The Open Africa project may well seem an impossible dream, but opportunity which can fill South Africa's deprived and neglected communities with a hope to match their own vibrancy, must be supported by all who have the interest of the country at heart. Support by the public sector will however assume ever-increasing significance. The project will be unable to tackle issues of infrastructure upgrading and development, and whilst higher education institutions are increasingly lending their support by means of short courses and mentoring programs, government too must accept its responsibility in this area. Issues of safety and security also fall within the public sector domain and no amount of development will entice tourists to travel to rural areas if they fear for their safety. It has taken a private sector initiative to launch this project.

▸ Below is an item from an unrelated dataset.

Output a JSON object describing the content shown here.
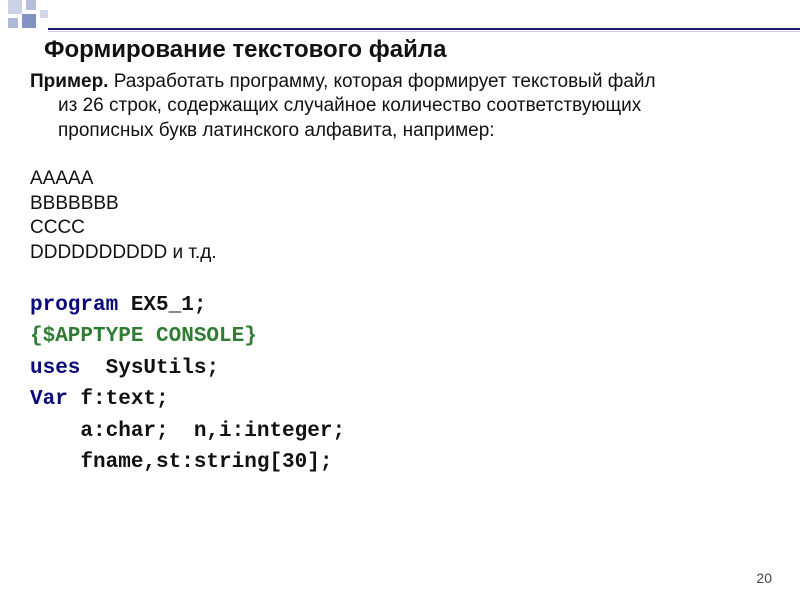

It now calls for genuine co-operation and partnership between the public and private sectors and local communities to sustain it. For the new South Africa, the consequences of failure to develop a sustainable tourism industry, inclusive of opportunity for all her people, do not bear contemplation.